At the other extreme, you should also avoid using stress as an excuse for treating yourself to junk food or too many sweets. They may temporarily satisfy your taste buds, but they’ll only make you feel more sluggish and unproductive.
Long study sessions and the general stress of exams put a lot of pressure on your body, so it’s important to supply your body with the right energy-rich nutrients.
Glucose, zinc, and vitamins C, E, and K all boost your mental activity, while foods rich in omega-3 and omega-6 fatty acids, such as salmon, flaxseed, and walnuts have been proven to increase concentration and decrease anxiety levels.
- Drink more water than caffeine-filled beverages.
If the stress from finals doesn’t do the job, drinking liters and liters of coffee and energy drinks will surely do you in.
It’s true that studies have shown that caffeine can boost your short-term and long-term memory.
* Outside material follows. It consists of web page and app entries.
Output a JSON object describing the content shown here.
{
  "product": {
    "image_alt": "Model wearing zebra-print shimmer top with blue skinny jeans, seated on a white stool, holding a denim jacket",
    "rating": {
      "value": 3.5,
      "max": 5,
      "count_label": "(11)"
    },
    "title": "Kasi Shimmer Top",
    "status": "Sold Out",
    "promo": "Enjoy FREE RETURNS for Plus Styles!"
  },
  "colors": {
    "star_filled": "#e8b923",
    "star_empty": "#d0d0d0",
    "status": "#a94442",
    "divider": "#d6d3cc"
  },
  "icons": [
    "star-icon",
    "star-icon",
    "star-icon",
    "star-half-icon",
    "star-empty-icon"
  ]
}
And coffee even helps your body combat the negative effects of sleep deprivation.
But drinking too much of it can be really detrimental. Know your coffee limit, and instead drink more water.
Studies say that as many as 75% of all people are in a perpetual state of dehydration. Drinking at least 8 glasses, or one large bottle, of water each day will keep you hydrated and increase your brain’s capacity to process information.
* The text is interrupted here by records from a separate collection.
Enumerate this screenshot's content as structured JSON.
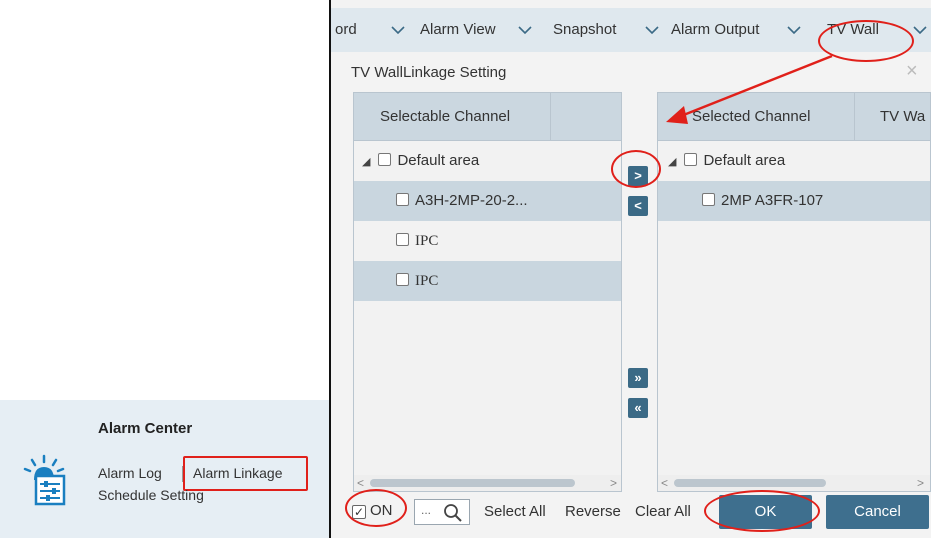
{
  "alarm_center": {
    "title": "Alarm Center",
    "links": {
      "alarm_log": "Alarm Log",
      "alarm_linkage": "Alarm Linkage",
      "schedule_setting": "Schedule Setting"
    }
  },
  "tabs": [
    {
      "label": "ord"
    },
    {
      "label": "Alarm View"
    },
    {
      "label": "Snapshot"
    },
    {
      "label": "Alarm Output"
    },
    {
      "label": "TV Wall"
    }
  ],
  "dialog": {
    "title": "TV WallLinkage Setting",
    "close_symbol": "×",
    "left_panel": {
      "header": "Selectable Channel",
      "group": "Default area",
      "items": [
        "A3H-2MP-20-2...",
        "IPC",
        "IPC"
      ]
    },
    "right_panel": {
      "headers": [
        "Selected Channel",
        "TV Wa"
      ],
      "group": "Default area",
      "items": [
        "2MP A3FR-107"
      ]
    },
    "transfer_buttons": {
      "add": ">",
      "remove": "<",
      "add_all": "»",
      "remove_all": "«"
    },
    "footer": {
      "on_label": "ON",
      "on_checked": true,
      "search_dots": "...",
      "select_all": "Select All",
      "reverse": "Reverse",
      "clear_all": "Clear All",
      "ok": "OK",
      "cancel": "Cancel"
    }
  },
  "colors": {
    "annotation_red": "#e0201a",
    "button_blue": "#3e6f8e",
    "header_blue": "#cbd7e0"
  }
}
- Drink hot chocolate.
Sure, pure water is your best friend while studying for final exams. Make sure you have at least one glass of water during each of your short study sessions.
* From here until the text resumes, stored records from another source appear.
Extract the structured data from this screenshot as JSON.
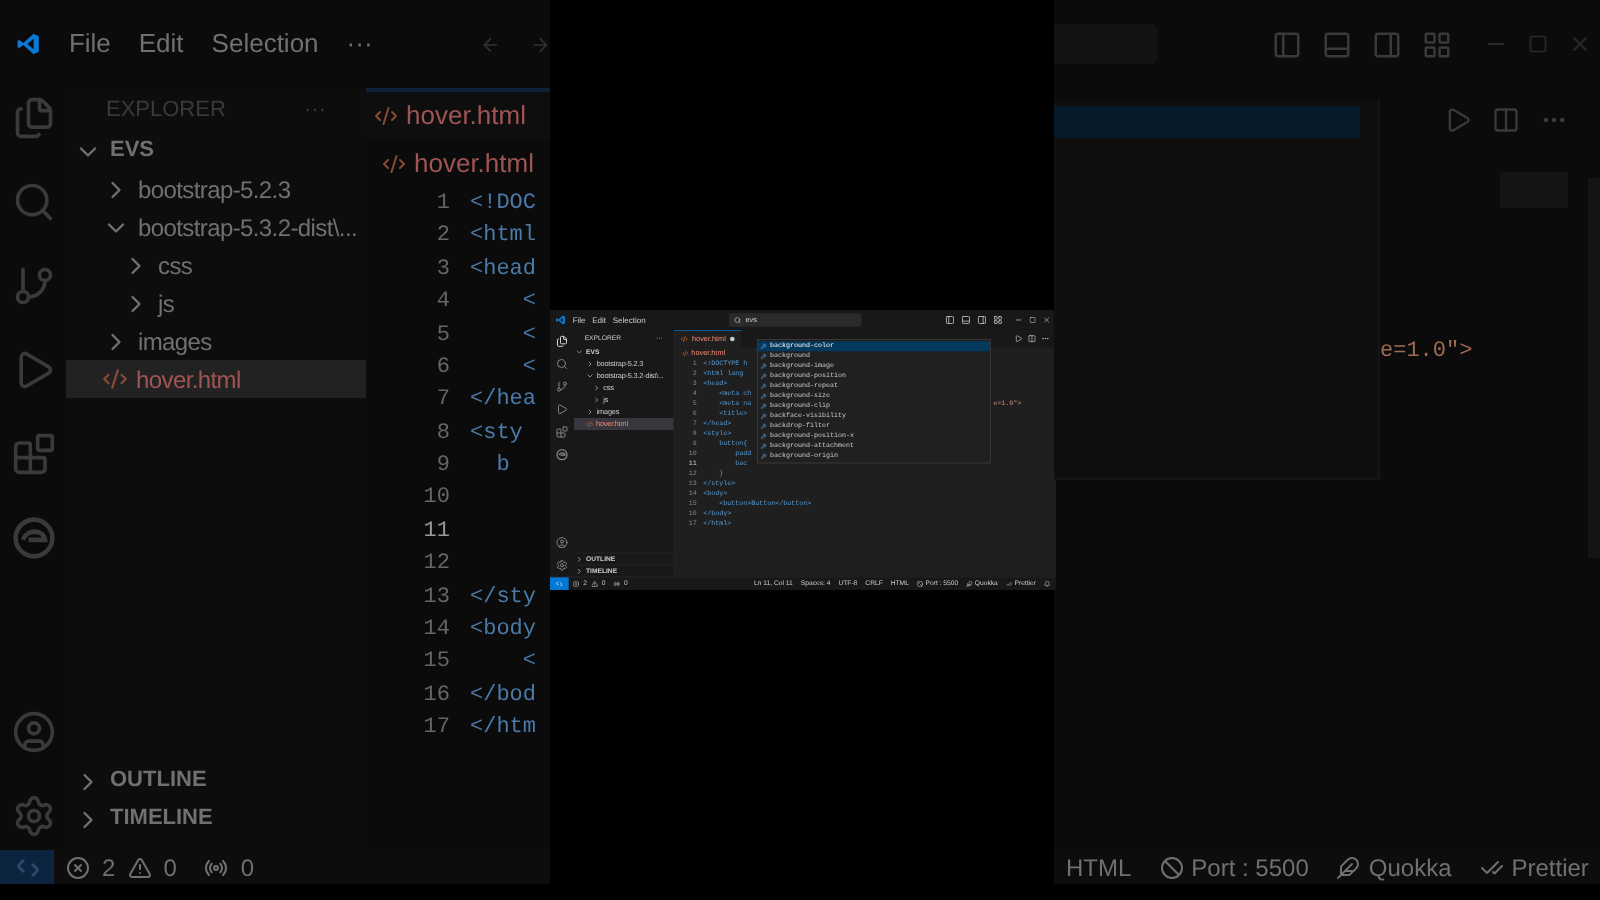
{
  "background": {
    "menu": [
      "File",
      "Edit",
      "Selection",
      "···"
    ],
    "explorer": {
      "title": "EXPLORER",
      "more": "···",
      "workspace": "EVS",
      "workspace_expanded": true,
      "items": [
        {
          "label": "bootstrap-5.2.3",
          "kind": "folder",
          "expanded": false,
          "selected": false
        },
        {
          "label": "bootstrap-5.3.2-dist\\...",
          "kind": "folder",
          "expanded": true,
          "selected": false,
          "children": [
            {
              "label": "css",
              "kind": "folder",
              "expanded": false,
              "selected": false
            },
            {
              "label": "js",
              "kind": "folder",
              "expanded": false,
              "selected": false
            }
          ]
        },
        {
          "label": "images",
          "kind": "folder",
          "expanded": false,
          "selected": false
        },
        {
          "label": "hover.html",
          "kind": "file",
          "has_errors": true,
          "selected": true
        }
      ]
    },
    "sections": [
      "OUTLINE",
      "TIMELINE"
    ],
    "tab": "hover.html",
    "breadcrumb": "hover.html",
    "lines": [
      {
        "number": "1",
        "code": "<!DOC",
        "current": false
      },
      {
        "number": "2",
        "code": "<html",
        "current": false
      },
      {
        "number": "3",
        "code": "<head",
        "current": false
      },
      {
        "number": "4",
        "code": "    <",
        "current": false
      },
      {
        "number": "5",
        "code": "    <",
        "current": false
      },
      {
        "number": "6",
        "code": "    <",
        "current": false
      },
      {
        "number": "7",
        "code": "</hea",
        "current": false
      },
      {
        "number": "8",
        "code": "<sty",
        "current": false
      },
      {
        "number": "9",
        "code": "  b",
        "current": false
      },
      {
        "number": "10",
        "current": false
      },
      {
        "number": "11",
        "current": true
      },
      {
        "number": "12",
        "current": false
      },
      {
        "number": "13",
        "code": "</sty",
        "current": false
      },
      {
        "number": "14",
        "code": "<body",
        "current": false
      },
      {
        "number": "15",
        "code": "    <",
        "current": false
      },
      {
        "number": "16",
        "code": "</bod",
        "current": false
      },
      {
        "number": "17",
        "code": "</htm",
        "current": false
      }
    ],
    "code_tail": "e=1.0\">",
    "status_left": {
      "errors": "2",
      "warnings": "0",
      "ports": "0"
    },
    "status_right": [
      {
        "kind": "language",
        "text": "HTML"
      },
      {
        "kind": "port",
        "text": "Port : 5500"
      },
      {
        "kind": "quokka",
        "text": "Quokka"
      },
      {
        "kind": "prettier",
        "text": "Prettier"
      }
    ]
  },
  "window": {
    "menu": [
      "File",
      "Edit",
      "Selection"
    ],
    "search": "evs",
    "explorer": {
      "title": "EXPLORER",
      "more": "···",
      "workspace": "EVS",
      "workspace_expanded": true,
      "items": [
        {
          "label": "bootstrap-5.2.3",
          "kind": "folder",
          "expanded": false,
          "selected": false
        },
        {
          "label": "bootstrap-5.3.2-dist\\...",
          "kind": "folder",
          "expanded": true,
          "selected": false,
          "children": [
            {
              "label": "css",
              "kind": "folder",
              "expanded": false,
              "selected": false
            },
            {
              "label": "js",
              "kind": "folder",
              "expanded": false,
              "selected": false
            }
          ]
        },
        {
          "label": "images",
          "kind": "folder",
          "expanded": false,
          "selected": false
        },
        {
          "label": "hover.html",
          "kind": "file",
          "has_errors": true,
          "selected": true
        }
      ]
    },
    "sections": [
      "OUTLINE",
      "TIMELINE"
    ],
    "tab": {
      "label": "hover.html",
      "dirty": true
    },
    "breadcrumb": "hover.html",
    "lines": [
      {
        "number": "1",
        "code": "<!DOCTYPE h",
        "current": false
      },
      {
        "number": "2",
        "code": "<html lang",
        "current": false
      },
      {
        "number": "3",
        "code": "<head>",
        "current": false
      },
      {
        "number": "4",
        "code": "    <meta ch",
        "current": false
      },
      {
        "number": "5",
        "code": "    <meta na",
        "tail": "e=1.0\">",
        "current": false
      },
      {
        "number": "6",
        "code": "    <title>",
        "current": false
      },
      {
        "number": "7",
        "code": "</head>",
        "current": false
      },
      {
        "number": "8",
        "code": "<style>",
        "current": false
      },
      {
        "number": "9",
        "code": "    button{",
        "current": false
      },
      {
        "number": "10",
        "code": "        padd",
        "current": false
      },
      {
        "number": "11",
        "code": "        bac",
        "current": true
      },
      {
        "number": "12",
        "code": "    }",
        "current": false
      },
      {
        "number": "13",
        "code": "</style>",
        "current": false
      },
      {
        "number": "14",
        "code": "<body>",
        "current": false
      },
      {
        "number": "15",
        "code": "    <button>Button</button>",
        "current": false
      },
      {
        "number": "16",
        "code": "</body>",
        "current": false
      },
      {
        "number": "17",
        "code": "</html>",
        "current": false
      }
    ],
    "suggestions": [
      {
        "label": "background-color",
        "selected": true
      },
      {
        "label": "background",
        "selected": false
      },
      {
        "label": "background-image",
        "selected": false
      },
      {
        "label": "background-position",
        "selected": false
      },
      {
        "label": "background-repeat",
        "selected": false
      },
      {
        "label": "background-size",
        "selected": false
      },
      {
        "label": "background-clip",
        "selected": false
      },
      {
        "label": "backface-visibility",
        "selected": false
      },
      {
        "label": "backdrop-filter",
        "selected": false
      },
      {
        "label": "background-position-x",
        "selected": false
      },
      {
        "label": "background-attachment",
        "selected": false
      },
      {
        "label": "background-origin",
        "selected": false
      }
    ],
    "status_left": {
      "errors": "2",
      "warnings": "0",
      "ports": "0"
    },
    "status_right": [
      {
        "kind": "cursor",
        "text": "Ln 11, Col 11"
      },
      {
        "kind": "indent",
        "text": "Spaces: 4"
      },
      {
        "kind": "encoding",
        "text": "UTF-8"
      },
      {
        "kind": "eol",
        "text": "CRLF"
      },
      {
        "kind": "language",
        "text": "HTML"
      },
      {
        "kind": "port",
        "text": "Port : 5500"
      },
      {
        "kind": "quokka",
        "text": "Quokka"
      },
      {
        "kind": "prettier",
        "text": "Prettier"
      }
    ]
  }
}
But if you feel like you want something a little more exciting, consider hot chocolate. Besides being delicious, cocoa improves blood flow to the brain.
- Train your abs.
Speaking of blood flow, physical activity is often overlooked as a way to boost productivity.
But it can do wonders.
Even if you don’t regularly work out, now is a great time to start.
We don’t mean going to the gym. And there’s no need to make yourself sweat blood.
Doing ten-minute ab exercises during your study breaks can work miracles. You will feel less sleepy and stressed as your brain gets a boost of oxygen and starts to work more effectively.
- Gamify your studying.
This is an especially useful tip if you are very competitive.
Increase your productivity by betting on how fast you’ll finish a particular chapter or by competing with a classmate or friend over who will finish a practice sheet first.
This is guaranteed to keep you motivated and will speed up your study process because you’ll have an extra incentive to put 100% of your effort into it. Just be sure not to sacrifice the quality for speed.
- If you need help with concepts, turn to the internet.
KhanAcademy.org is an excellent place to find math tutorials, as well as tutorials for 15 other subjects including arts and humanities, science, economics and finance, and computing.
YouTube might be 80% funny cat videos, but there are also dozens of educational channels that you will find very helpful.
Search YouTube for related lectures or presentations, and you’ll definitely find some gems there. You may even find your professor’s lectures or YouTube channel.
We also highly recommend Crash Course if you need help with any of these subjects: Physics, Literature, Biology, Philosophy, Chemistry, Psychology, Ecology, World History, Astronomy, U.S. History, U.S. Government and Politics, Anatomy & Physiology, Big History, Economics, and Intellectual Property.
Bonus tip: Use Instagram and Twitter to study.
You probably already know how to work the hashtag magic. So here are some awesome tags to explore on Twitter and Instagram when you study for a test:
- Motivation: #nevergiveup
- Moral support: #upallnight
- Practical hints: #schoolwork
- study hacks #english
And of course, you can always take an Instagram break to make a selfie with your towers of books.
It clears out that Twitter can also be used for the following educational purposes:
- self-education #didyouknow
- life hacks #howto
- study tips #betterlearning
- tips for ESL students #bilingual
- special chats #mathchat #litchat
You can also use Twitter for a short break, to boost your motivation. Short tweets about your homework suffering can receive many responses of your friends trying to encourage you.
And last, but not least, here are some great academic hashtags to explore on your own time, to help with your studies: